In a phone call with PM Abiy Ahmed (PhD), Secretary of State Anthony Blinken called for an indefinite ceasefire in Tigray, but he did not say anything following the unilateral declaration of ceasefire by the federal government and the withdrawal of its forces from the region. This lack of welcome by the international community was hugely condemned by Ethiopian officials including parliamentarians.
The US had also threatened Ethiopia with more sanctions because of the Tigray war which is feared to have regional repercussions if it remains unabetted. The Ethiopian government previously protested the US congress resolution as a pretext for sanctions on Ethiopia.
But the government has developed resentment following lack of appreciation from the international community, especially from the West and “the media” for the “positive” actions which it says were taken for the sake of the interest of the people of Tigray.
Demonstrations condemning the meddling of the west, especially the US government, in Ethiopia’s internal affairs were staged both in the country and abroad calling for the West to put its “Hands off Ethiopia.” These protests were also staged at the UN Headquarters in New York while it discussed the issue of the Grand Ethiopian Renaissance Dam (GERD) for the first time.
The complaint from the Ethiopian side also concerns the silence of the international community on the alleged recruitment of child soldiers by the TPLF forces as well as its failure to acknowledge the unilateral ceasefire declared by the government and act accordingly.
Previously, the TPLF issued a statement listing conditions for a negotiated ceasefire which included the withdrawal of the Amhara and Eritrean forces from Tigray, an independent investigation of atrocities committed in Tigray and justice to be served to the victims, unimpeded humanitarian access, direct international air transportation from Tigray, as well as the nullification of any laws and decisions made by any government body since October 5, 2020. But later, the TPLF amended its conditions for “any talks to discuss a negotiated ceasefire.”
These new conditions, as announced on July 29, 2021, call for the restoration of all the discontinued services to Tigray, immediate release of budgets, release of all political prisoners, immediate cessation of mass detention of Tigrayans as well as publicized acceptance of these conditions by the government.
While the government in Addis Ababa said nothing about these or the previous conditions for a negotiated ceasefire, recruits are joining the armed forces from across the country to strengthen the military.

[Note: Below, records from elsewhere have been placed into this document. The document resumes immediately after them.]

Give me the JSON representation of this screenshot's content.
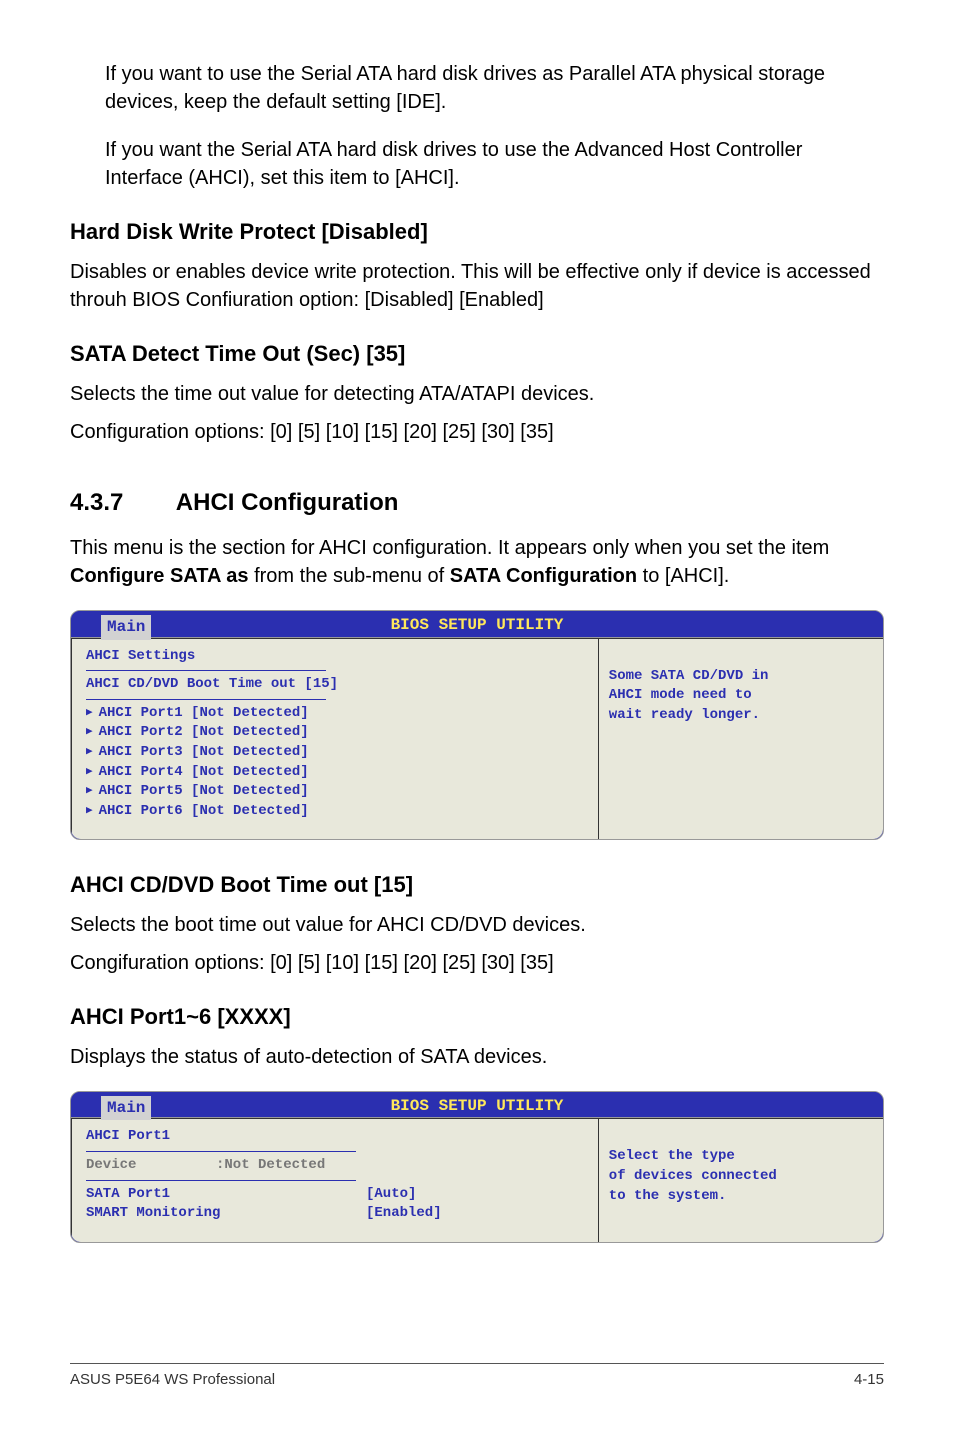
{
  "intro": {
    "p1": "If you want to use the Serial ATA hard disk drives as Parallel ATA physical storage devices, keep the default setting [IDE].",
    "p2": "If you want the Serial ATA hard disk drives to use the Advanced Host Controller Interface (AHCI), set this item to [AHCI]."
  },
  "section1": {
    "title": "Hard Disk Write Protect [Disabled]",
    "desc": "Disables or enables device write protection. This will be effective only if device is accessed throuh BIOS Confiuration option: [Disabled] [Enabled]"
  },
  "section2": {
    "title": "SATA Detect Time Out (Sec) [35]",
    "desc1": "Selects the time out value for detecting ATA/ATAPI devices.",
    "desc2": "Configuration options: [0] [5] [10] [15] [20] [25] [30] [35]"
  },
  "sectionMain": {
    "num": "4.3.7",
    "title": "AHCI Configuration",
    "desc_a": "This menu is the section for AHCI configuration. It appears only when you set the item ",
    "desc_b": "Configure SATA as",
    "desc_c": " from the sub-menu of ",
    "desc_d": "SATA Configuration",
    "desc_e": " to [AHCI]."
  },
  "bios1": {
    "header": "BIOS SETUP UTILITY",
    "tab": "Main",
    "settings_title": "AHCI Settings",
    "boot_time": "AHCI CD/DVD Boot Time out [15]",
    "ports": [
      "AHCI Port1 [Not Detected]",
      "AHCI Port2 [Not Detected]",
      "AHCI Port3 [Not Detected]",
      "AHCI Port4 [Not Detected]",
      "AHCI Port5 [Not Detected]",
      "AHCI Port6 [Not Detected]"
    ],
    "help1": "Some SATA CD/DVD in",
    "help2": "AHCI mode need to",
    "help3": "wait ready longer."
  },
  "section3": {
    "title": "AHCI CD/DVD Boot Time out [15]",
    "desc1": "Selects the boot time out value for AHCI CD/DVD devices.",
    "desc2": "Congifuration options: [0] [5] [10] [15] [20] [25] [30] [35]"
  },
  "section4": {
    "title": "AHCI Port1~6 [XXXX]",
    "desc": "Displays the status of auto-detection of SATA devices."
  },
  "bios2": {
    "header": "BIOS SETUP UTILITY",
    "tab": "Main",
    "title": "AHCI Port1",
    "device_label": "Device",
    "device_value": ":Not Detected",
    "sata_label": "SATA Port1",
    "sata_value": "[Auto]",
    "smart_label": "SMART Monitoring",
    "smart_value": "[Enabled]",
    "help1": "Select the type",
    "help2": "of devices connected",
    "help3": "to the system."
  },
  "footer": {
    "left": "ASUS P5E64 WS Professional",
    "right": "4-15"
  }
}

In addition, Special Forces from all regions have joined the fighting in Tigray in various fronts. Because of continued offensives from Tigrayan forces, fighting is still going on in the Amhara and Afar regions, which make the ceasefire absent in effect. But the Military still says it is not engaging into the fights but defending its positions when attacked as the ceasefire declared by the government concerns federal forces.
In addition, discussions of the US sending military to Ethiopia to resolve the Tigray crises were also unwelcomed by various Ethiopians. After the US congresswoman Karen Bass said some members of the Ethiopian Diaspora asked why the US did not send its military to resolve the Tigray crises, various Ethiopian Diaspora members met with the congresswoman to discuss the matter and protest the statement she made about the possibility of sanctions on Ethiopia.
Given this context of the West pressuring only the federal government, various officials as well as members of the general public are voicing their concerns as well as objections against the US, EU and their allies.